Educating Hollywood

Just how do Asians beat the stereotypes and make it big in Tinseltown?

After my most recent article, a reader sent me an email asking for tips and guidance on how to break into the acting industry. Much to his disappointment, I could not give him any pointers as acting is not my area of expertise. But this made me wonder — how do minorities break into the Hollywood scene and make a name for themselves?

Popular culture has always told us that it is all about having the right blue-eyed and blonde or brunette looks.

No chance for the Asian guy or girl? If that were the case, then the late Bruce Lee would have been very disappointed.

Recently, I was one of the lucky media professionals who had a chance to interview Datuk Michelle Yeoh, who was in Kuala Lumpur to promote her new movie The Lady, hosted by Swiss watch extraordinaire, Richard Mille.

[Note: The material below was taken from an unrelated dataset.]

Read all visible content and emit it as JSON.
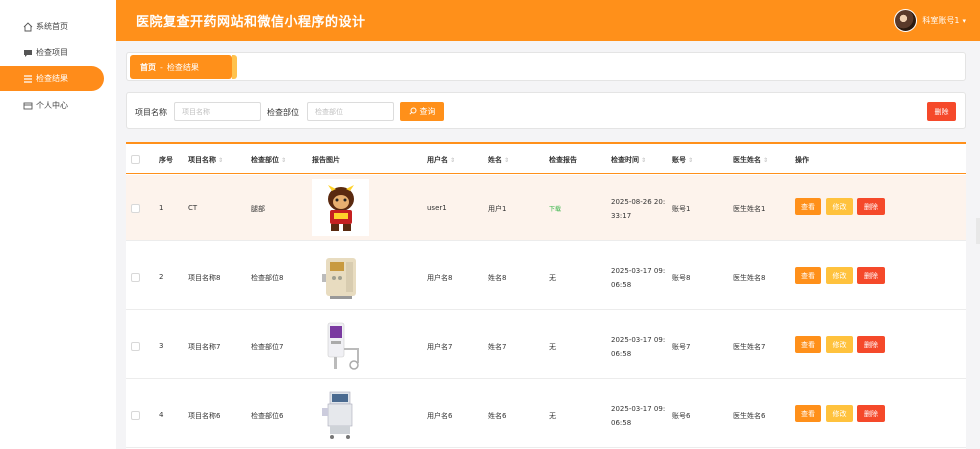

The event was also part of Yeoh’s effort to promote the Voice of The Children, a non-profit organisation for the welfare and protection of children in Malaysia, which she personally champions.

Our meeting was not really an interview, but more of a discussion on what the Hollywood hierarchy looks for in Asian talents.

My questions were directed more at how she and her Asian colleagues beat the stereotypes and made it big.

Yeoh summed it up quite nicely. She said there are two aspects involved. The first is the commercial value.

“Sometimes a movie director’s goal is to make large profits in Asia. A strong unique selling point would be an Asian actor playing the lead role,” said Yeoh. Sounds like Marketing 101, but then again the movie world is a business.

The other aspect is the LNL factor — Language and Looks.

Even though a director or producer may be looking for an actor with a certain look and charisma, first and foremost, he must be able to speak proper English.

Yeoh said that if you came to the audition and spoke with a Bollywood accent or in a strong Manglish dialect, then it might be a very short-lived trial. But she stressed this is an area where Hollywood needs to be educated and made less ignorant.

When I probed further, she said many times when she attends castings, the person in charge would compliment her on her strong command of English and ask where she learnt to speak it so well.

Yeoh would often reply, “Oh, I learnt it on the plane from Asia to America. It’s a long flight.”

I am sure many of you are thinking, “Is that all? Those are only two components.” Hold your horses, as Yeoh did mention that the X-factor in this line of work is the chemistry between the lead actors. If the actors can’t get along and don’t have the right screen chemistry, then the producer will just yell out, “NEXT!” ending these actors’ Hollywood dreams.

For the James Bond movie, Tomorrow Never Dies, many Bond girl aspirants had to go through rigorous screen tests with Pierce Brosnan to identify whom he could best gel with.

We all know who won this audition, and it was a step towards bigger and better things for Yeoh.

My last question was about advice that she could share with aspiring Asian actors who want to break into the Hollywood scene.

Yeoh said, “We need to educate Hollywood about our stories. A good story is not just about what happens in the West, but what happens in our part of the world. It’s not an easy sell but we have some great stories to tell, so let’s convince them to tell it.”

I kind of agree with her. After all, LA and UK do not just stand for Los Angeles and the United Kingdom; they can also stand for Lebuh Ampang and Ulu Klang, and there are some funny stories that happen there.

n Ben Ibrahim is a TV host/producer/emcee. He can’t act, dance or sing to save himself, but he can be contacted on his email, twitter@benibrahim or Facebook.